  • Committee consideration by House Judiciary
  • Passed the House on September 14, 1971 (356-49)
  • Passed the Senate on September 16, 1971 (Passed, in lieu of S. 592)
  • Signed into law by President Richard M. Nixon on September 25, 1971

The Non-Detention Act of 1971 was passed to repeal portions of McCarran Internal Security Act of 1950,[1] specifically Title II, the "Emergency Detention Act". The United States statute repealed the Emergency Detention Act of 1950 provisioning the United States Attorney General powers for detention of any American or non-American citizen deemed as a threat to the national security of the United States. The 64 Stat. 1019 statute was codified within Title 50 War and National Defense as 50 U.S.C. ch. 23, subch. II §§ 811-826.

The H.R. 234 legislation was passed by the 92nd United States Congressional session and enacted into law by the 37th President of the United States Richard Nixon on September 25, 1971.[2]

Content of the Law[edit]

The Act of Congress allowed for detention of suspected subversives without the normal Constitutional checks required for imprisonment. The Non-Detention Act requires specific Congressional authorization for such detention.
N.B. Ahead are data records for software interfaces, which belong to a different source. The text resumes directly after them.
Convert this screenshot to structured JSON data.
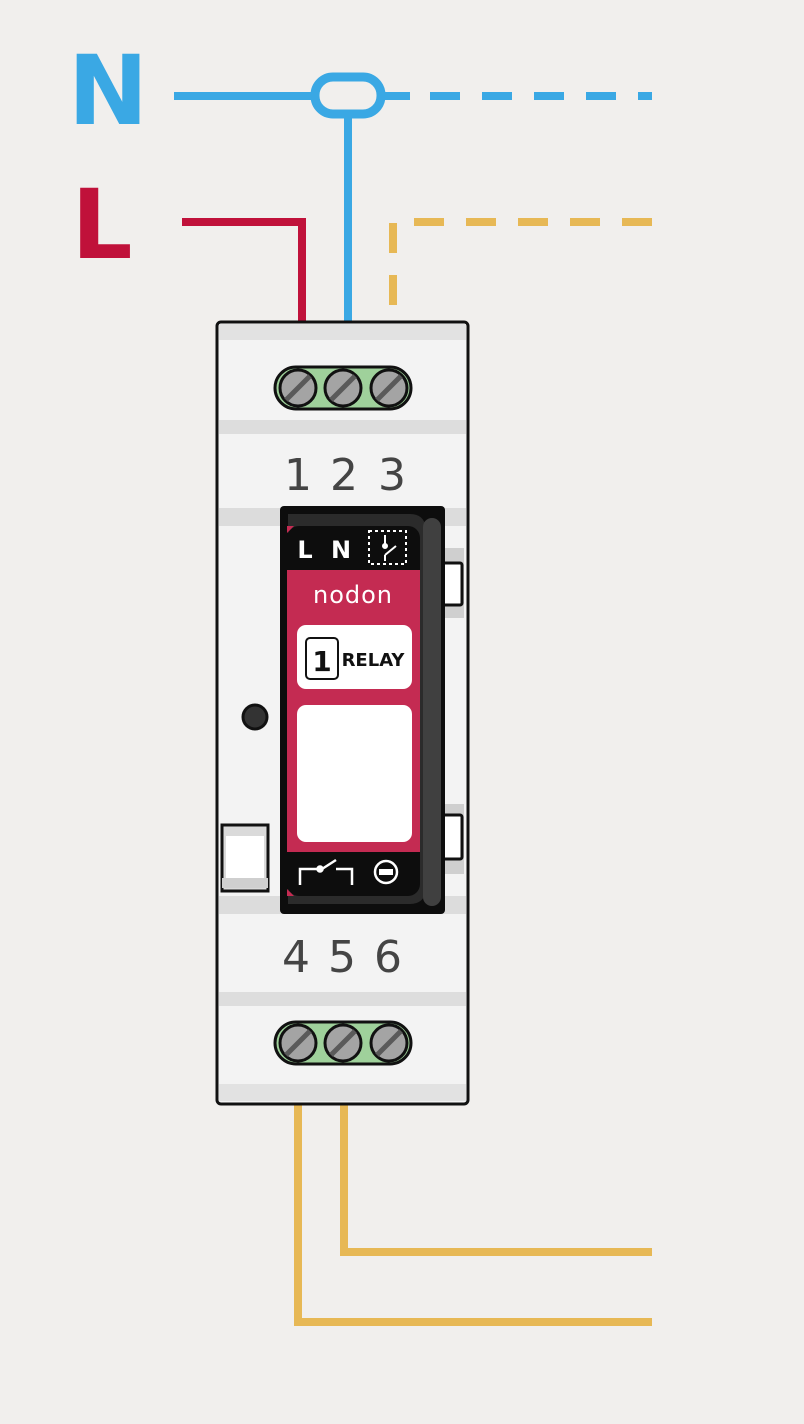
{
  "colors": {
    "neutral": "#3aa8e4",
    "live": "#c0113a",
    "load": "#e7b855",
    "background": "#f1efed",
    "module_body": "#f3f3f3",
    "module_band": "#dcdcdc",
    "terminal_green": "#9fd19b",
    "panel_red": "#c42b52",
    "panel_black": "#0d0d0d"
  },
  "wire_labels": {
    "neutral": "N",
    "live": "L"
  },
  "terminals": {
    "top": [
      "1",
      "2",
      "3"
    ],
    "bottom": [
      "4",
      "5",
      "6"
    ]
  },
  "panel": {
    "header_labels": [
      "L",
      "N"
    ],
    "brand": "nodon",
    "channel_number": "1",
    "product_label": "RELAY",
    "icons": [
      "switch-input-icon",
      "relay-contact-icon",
      "minus-circle-icon"
    ]
  }
}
Passed as Public Law 92-128, 85 Stat. 347 (1971), it was codified at 18 U.S.C. § 4001(a).

§ 4001. Limitation on detention

(a) No citizen shall be imprisoned or otherwise detained by the United States except pursuant to an Act of Congress.
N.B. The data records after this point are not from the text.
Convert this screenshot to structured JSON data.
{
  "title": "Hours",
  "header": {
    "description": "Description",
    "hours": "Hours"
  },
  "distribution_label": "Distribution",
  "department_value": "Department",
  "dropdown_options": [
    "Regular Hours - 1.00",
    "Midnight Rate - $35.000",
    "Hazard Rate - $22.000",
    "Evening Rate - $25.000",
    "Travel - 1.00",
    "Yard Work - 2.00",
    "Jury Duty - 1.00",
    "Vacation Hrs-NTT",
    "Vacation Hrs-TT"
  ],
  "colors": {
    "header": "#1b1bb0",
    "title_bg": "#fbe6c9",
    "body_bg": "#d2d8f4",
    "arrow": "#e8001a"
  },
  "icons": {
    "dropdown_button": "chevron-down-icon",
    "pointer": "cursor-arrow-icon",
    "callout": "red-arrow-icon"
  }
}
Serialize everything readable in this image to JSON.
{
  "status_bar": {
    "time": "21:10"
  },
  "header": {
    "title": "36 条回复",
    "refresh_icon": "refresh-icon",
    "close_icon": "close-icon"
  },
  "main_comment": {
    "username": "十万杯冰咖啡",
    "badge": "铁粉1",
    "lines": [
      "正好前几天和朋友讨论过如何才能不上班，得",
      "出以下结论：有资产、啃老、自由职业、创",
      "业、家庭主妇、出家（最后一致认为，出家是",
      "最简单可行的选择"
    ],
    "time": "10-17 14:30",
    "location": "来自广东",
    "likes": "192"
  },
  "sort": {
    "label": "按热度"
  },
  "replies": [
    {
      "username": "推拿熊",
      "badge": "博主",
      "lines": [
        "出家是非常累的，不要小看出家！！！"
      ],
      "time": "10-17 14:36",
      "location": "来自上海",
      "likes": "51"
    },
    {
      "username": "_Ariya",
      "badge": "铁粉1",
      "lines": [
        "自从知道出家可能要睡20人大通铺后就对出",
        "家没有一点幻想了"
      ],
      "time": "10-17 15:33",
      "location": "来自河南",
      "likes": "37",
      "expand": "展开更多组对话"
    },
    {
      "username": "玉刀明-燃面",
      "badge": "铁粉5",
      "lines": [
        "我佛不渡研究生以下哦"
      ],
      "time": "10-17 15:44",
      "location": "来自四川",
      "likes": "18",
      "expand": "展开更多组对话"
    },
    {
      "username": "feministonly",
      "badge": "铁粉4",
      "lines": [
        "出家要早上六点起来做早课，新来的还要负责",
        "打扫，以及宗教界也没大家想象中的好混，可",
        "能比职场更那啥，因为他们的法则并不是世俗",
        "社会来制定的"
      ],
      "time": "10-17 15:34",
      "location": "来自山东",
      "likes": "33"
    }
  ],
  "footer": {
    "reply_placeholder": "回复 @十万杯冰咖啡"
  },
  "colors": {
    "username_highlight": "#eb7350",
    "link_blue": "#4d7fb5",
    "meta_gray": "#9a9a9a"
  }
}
In recent years, the statute has been used to challenge military detainment of U.S. citizens accused of terrorist activity. A Congressional Research Service report on the history of the Non-Detention Act concluded,

Legislative debate, committee reports, and the political context of 1971 indicate that when Congress enacted Section 4001(a) it intended the statutory language to restrict all detentions by the executive branch, not merely those by the Attorney General. Lawmakers, both supporters and opponents of Section 4001(a), recognized that it would restrict the President and military authorities.

Judicial Proceeding of Law[edit]

The Supreme Court of the United States originally took the case of Rumsfeld v. Padilla to decide the question of whether Congress's Authorization for Use of Military Force authorized the President to detain a U.S. citizen, but did not give an answer, instead ruling that the case had been improperly filed.

See also[edit]


  1. ^ PBS documentary Trumbo on YouTube
  2. ^ Gerhard Peters; John T. Woolley. "Richard Nixon: "Statement on Signing Bill Repealing the Emergency Detention Act of 1950.," September 25, 1971". The American Presidency Project. University of California - Santa Barbara. Retrieved 23 December 2017. 

External links[edit]